“As a recovering governor, and as one of the millions of people who enjoy Delaware’s five-star beaches and support the clean water-dependent small businesses throughout our coastal communities, I would ask every Delawarean to imagine the prospect of a major project being constructed in our state despite our state’s objections,” said Carper. “It is particularly troubling to envision now, at the height of summer, that a project could be pushed through that threatens our thriving coastline and compromises our state’s $3.3 billion tourism economy.”

“Actually, this is not exactly a hypothetical scenario,” said Carper. “Our state did live that nightmare in the 1960s. Like so many states, Delaware struggled and barely succeeded to stop an energy project from tearing through the marshland along the Delaware Bay. The proposed rule announced by EPA could make that nightmare a reality once again today.”

“When Congress established section 401 of the Clean Water Act, states became empowered to review and challenge federal permits for energy and other projects that could adversely affect the quality of a state’s waters, wetlands and other resources that ensure healthy streams, rivers, lakes, estuaries and coastal waters,” said Carper. “EPA’s proposed rule defies the intention of Congress. What’s more, the concept of ‘cooperative federalism’ is merely a pretense in this administration. This rule would render states virtually powerless — by limiting the time and scope of their review of potentially dangerous projects — to protect vital water resources and the quality of their drinking water.

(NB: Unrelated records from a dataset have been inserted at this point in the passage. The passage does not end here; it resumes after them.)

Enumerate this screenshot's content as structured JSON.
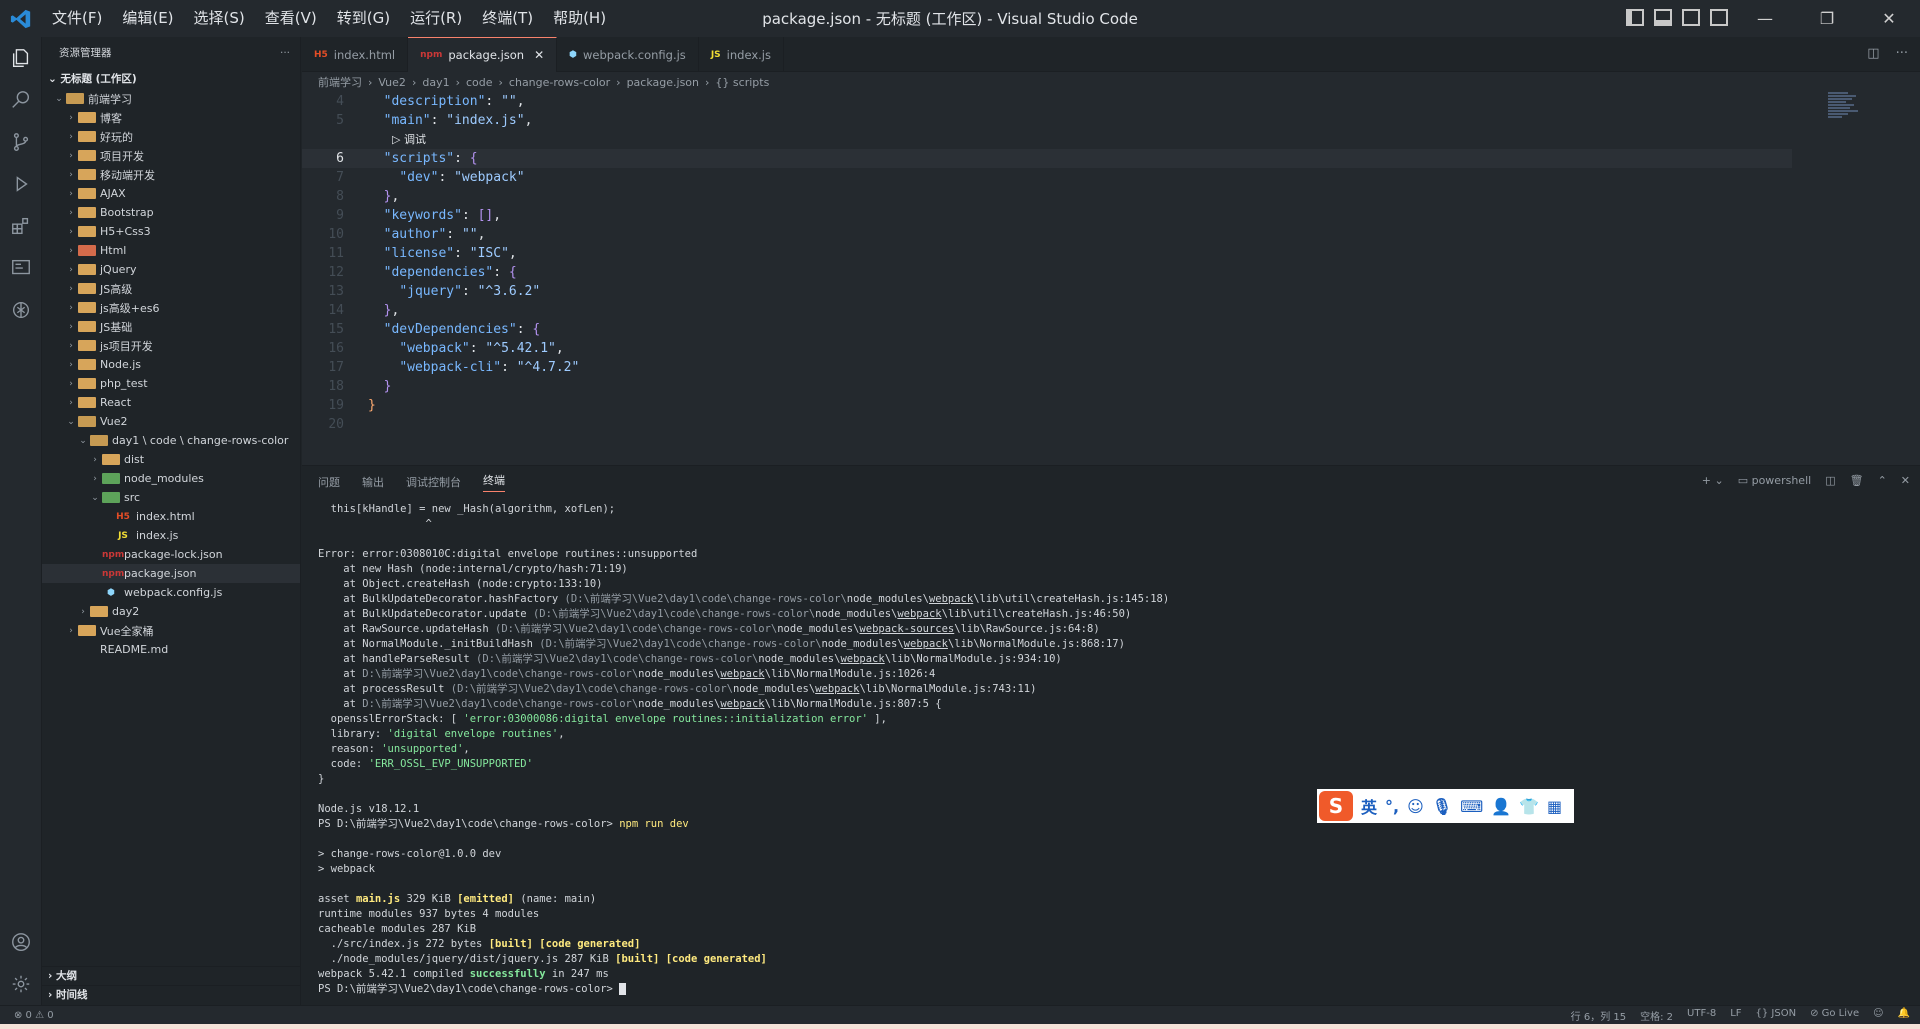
{
  "titlebar": {
    "menu": [
      "文件(F)",
      "编辑(E)",
      "选择(S)",
      "查看(V)",
      "转到(G)",
      "运行(R)",
      "终端(T)",
      "帮助(H)"
    ],
    "title": "package.json - 无标题 (工作区) - Visual Studio Code"
  },
  "sidebar": {
    "header": "资源管理器",
    "workspace": "无标题 (工作区)",
    "root": "前端学习",
    "outline": "大纲",
    "timeline": "时间线"
  },
  "tree": [
    {
      "label": "博客",
      "type": "folder",
      "depth": 1
    },
    {
      "label": "好玩的",
      "type": "folder",
      "depth": 1
    },
    {
      "label": "项目开发",
      "type": "folder",
      "depth": 1
    },
    {
      "label": "移动端开发",
      "type": "folder",
      "depth": 1
    },
    {
      "label": "AJAX",
      "type": "folder",
      "depth": 1
    },
    {
      "label": "Bootstrap",
      "type": "folder",
      "depth": 1
    },
    {
      "label": "H5+Css3",
      "type": "folder",
      "depth": 1
    },
    {
      "label": "Html",
      "type": "folder-red",
      "depth": 1
    },
    {
      "label": "jQuery",
      "type": "folder",
      "depth": 1
    },
    {
      "label": "JS高级",
      "type": "folder",
      "depth": 1
    },
    {
      "label": "js高级+es6",
      "type": "folder",
      "depth": 1
    },
    {
      "label": "JS基础",
      "type": "folder",
      "depth": 1
    },
    {
      "label": "js项目开发",
      "type": "folder",
      "depth": 1
    },
    {
      "label": "Node.js",
      "type": "folder",
      "depth": 1
    },
    {
      "label": "php_test",
      "type": "folder",
      "depth": 1
    },
    {
      "label": "React",
      "type": "folder",
      "depth": 1
    },
    {
      "label": "Vue2",
      "type": "folder-open",
      "depth": 1,
      "open": true
    },
    {
      "label": "day1 \\ code \\ change-rows-color",
      "type": "folder-open",
      "depth": 2,
      "open": true
    },
    {
      "label": "dist",
      "type": "folder",
      "depth": 3
    },
    {
      "label": "node_modules",
      "type": "folder-green",
      "depth": 3
    },
    {
      "label": "src",
      "type": "folder-green",
      "depth": 3,
      "open": true
    },
    {
      "label": "index.html",
      "type": "html",
      "depth": 4
    },
    {
      "label": "index.js",
      "type": "js",
      "depth": 4
    },
    {
      "label": "package-lock.json",
      "type": "npm",
      "depth": 3
    },
    {
      "label": "package.json",
      "type": "npm",
      "depth": 3,
      "selected": true
    },
    {
      "label": "webpack.config.js",
      "type": "webpack",
      "depth": 3
    },
    {
      "label": "day2",
      "type": "folder",
      "depth": 2
    },
    {
      "label": "Vue全家桶",
      "type": "folder",
      "depth": 1
    },
    {
      "label": "README.md",
      "type": "md",
      "depth": 1
    }
  ],
  "tabs": [
    {
      "label": "index.html",
      "icon": "H5",
      "color": "#e44d26",
      "active": false
    },
    {
      "label": "package.json",
      "icon": "npm",
      "color": "#cb3837",
      "active": true
    },
    {
      "label": "webpack.config.js",
      "icon": "⬢",
      "color": "#8ed6fb",
      "active": false
    },
    {
      "label": "index.js",
      "icon": "JS",
      "color": "#f1dd35",
      "active": false
    }
  ],
  "breadcrumb": [
    "前端学习",
    "Vue2",
    "day1",
    "code",
    "change-rows-color",
    "package.json",
    "{} scripts"
  ],
  "editor": {
    "codelens": "▷ 调试",
    "lines": [
      {
        "n": "4",
        "html": "  <span class=\"k\">\"description\"</span>: <span class=\"s\">\"\"</span>,"
      },
      {
        "n": "5",
        "html": "  <span class=\"k\">\"main\"</span>: <span class=\"s\">\"index.js\"</span>,"
      },
      {
        "n": "",
        "lens": true
      },
      {
        "n": "6",
        "html": "  <span class=\"k\">\"scripts\"</span>: <span class=\"b2\">{</span>",
        "current": true
      },
      {
        "n": "7",
        "html": "    <span class=\"k\">\"dev\"</span>: <span class=\"s\">\"webpack\"</span>"
      },
      {
        "n": "8",
        "html": "  <span class=\"b2\">}</span>,"
      },
      {
        "n": "9",
        "html": "  <span class=\"k\">\"keywords\"</span>: <span class=\"b2\">[]</span>,"
      },
      {
        "n": "10",
        "html": "  <span class=\"k\">\"author\"</span>: <span class=\"s\">\"\"</span>,"
      },
      {
        "n": "11",
        "html": "  <span class=\"k\">\"license\"</span>: <span class=\"s\">\"ISC\"</span>,"
      },
      {
        "n": "12",
        "html": "  <span class=\"k\">\"dependencies\"</span>: <span class=\"b2\">{</span>"
      },
      {
        "n": "13",
        "html": "    <span class=\"k\">\"jquery\"</span>: <span class=\"s\">\"^3.6.2\"</span>"
      },
      {
        "n": "14",
        "html": "  <span class=\"b2\">}</span>,"
      },
      {
        "n": "15",
        "html": "  <span class=\"k\">\"devDependencies\"</span>: <span class=\"b2\">{</span>"
      },
      {
        "n": "16",
        "html": "    <span class=\"k\">\"webpack\"</span>: <span class=\"s\">\"^5.42.1\"</span>,"
      },
      {
        "n": "17",
        "html": "    <span class=\"k\">\"webpack-cli\"</span>: <span class=\"s\">\"^4.7.2\"</span>"
      },
      {
        "n": "18",
        "html": "  <span class=\"b2\">}</span>"
      },
      {
        "n": "19",
        "html": "<span class=\"b1\">}</span>"
      },
      {
        "n": "20",
        "html": ""
      }
    ]
  },
  "panel": {
    "tabs": [
      "问题",
      "输出",
      "调试控制台",
      "终端"
    ],
    "active_tab": "终端",
    "shell": "powershell",
    "terminal": [
      "  this[kHandle] = new _Hash(algorithm, xofLen);",
      "                 ^",
      "",
      "Error: error:0308010C:digital envelope routines::unsupported",
      "    at new Hash (node:internal/crypto/hash:71:19)",
      "    at Object.createHash (node:crypto:133:10)",
      "    at BulkUpdateDecorator.hashFactory <span class=\"dim\">(D:\\前端学习\\Vue2\\day1\\code\\change-rows-color\\</span>node_modules\\<span class=\"u\">webpack</span>\\lib\\util\\createHash.js:145:18)",
      "    at BulkUpdateDecorator.update <span class=\"dim\">(D:\\前端学习\\Vue2\\day1\\code\\change-rows-color\\</span>node_modules\\<span class=\"u\">webpack</span>\\lib\\util\\createHash.js:46:50)",
      "    at RawSource.updateHash <span class=\"dim\">(D:\\前端学习\\Vue2\\day1\\code\\change-rows-color\\</span>node_modules\\<span class=\"u\">webpack-sources</span>\\lib\\RawSource.js:64:8)",
      "    at NormalModule._initBuildHash <span class=\"dim\">(D:\\前端学习\\Vue2\\day1\\code\\change-rows-color\\</span>node_modules\\<span class=\"u\">webpack</span>\\lib\\NormalModule.js:868:17)",
      "    at handleParseResult <span class=\"dim\">(D:\\前端学习\\Vue2\\day1\\code\\change-rows-color\\</span>node_modules\\<span class=\"u\">webpack</span>\\lib\\NormalModule.js:934:10)",
      "    at <span class=\"dim\">D:\\前端学习\\Vue2\\day1\\code\\change-rows-color\\</span>node_modules\\<span class=\"u\">webpack</span>\\lib\\NormalModule.js:1026:4",
      "    at processResult <span class=\"dim\">(D:\\前端学习\\Vue2\\day1\\code\\change-rows-color\\</span>node_modules\\<span class=\"u\">webpack</span>\\lib\\NormalModule.js:743:11)",
      "    at <span class=\"dim\">D:\\前端学习\\Vue2\\day1\\code\\change-rows-color\\</span>node_modules\\<span class=\"u\">webpack</span>\\lib\\NormalModule.js:807:5 {",
      "  opensslErrorStack: [ <span class=\"gr\">'error:03000086:digital envelope routines::initialization error'</span> ],",
      "  library: <span class=\"gr\">'digital envelope routines'</span>,",
      "  reason: <span class=\"gr\">'unsupported'</span>,",
      "  code: <span class=\"gr\">'ERR_OSSL_EVP_UNSUPPORTED'</span>",
      "}",
      "",
      "Node.js v18.12.1",
      "PS D:\\前端学习\\Vue2\\day1\\code\\change-rows-color> <span class=\"y\" style=\"font-weight:normal\">npm run dev</span>",
      "",
      "> change-rows-color@1.0.0 dev",
      "> webpack",
      "",
      "asset <span class=\"y\">main.js</span> 329 KiB <span class=\"y\">[emitted]</span> (name: main)",
      "runtime modules 937 bytes 4 modules",
      "cacheable modules 287 KiB",
      "  ./src/index.js 272 bytes <span class=\"y\">[built]</span> <span class=\"y\">[code generated]</span>",
      "  ./node_modules/jquery/dist/jquery.js 287 KiB <span class=\"y\">[built]</span> <span class=\"y\">[code generated]</span>",
      "webpack 5.42.1 compiled <span class=\"g\" style=\"font-weight:bold\">successfully</span> in 247 ms",
      "PS D:\\前端学习\\Vue2\\day1\\code\\change-rows-color> <span class=\"cur-block\"></span>"
    ]
  },
  "ime": {
    "logo": "S",
    "mode": "英"
  },
  "statusbar": {
    "errors": "⊗ 0 ⚠ 0",
    "position": "行 6，列 15",
    "spaces": "空格: 2",
    "encoding": "UTF-8",
    "eol": "LF",
    "language": "{} JSON",
    "golive": "Go Live"
  }
}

“President Trump and EPA Administrator Wheeler like to tout that this administration has made ‘crystal clear water’ a top priority,” said Carper. “But the only thing today’s proposed rule makes crystal clear is that this administration prioritizes the false promises of ‘energy dominance’ over clean water, even if it means defying the intention of Congress, undermining the Clean Water Act and abandoning all pretense of cooperative federalism to do so.”

In June, EPA released guidance for President Donald Trump’s executive order that — in clear violation of Congressional intent — undermines states’ rights to review applications for CWA Section 401 water quality certifications.

Earlier this year, Carper was joined by Sens. Tammy Duckworth, D-Illinois, and Cory Booker, D-New Jersey, in sending a letter to EPA demanding information related to the agency’s efforts to modify the process for state review of applications. The senators have not yet received a response to this letter.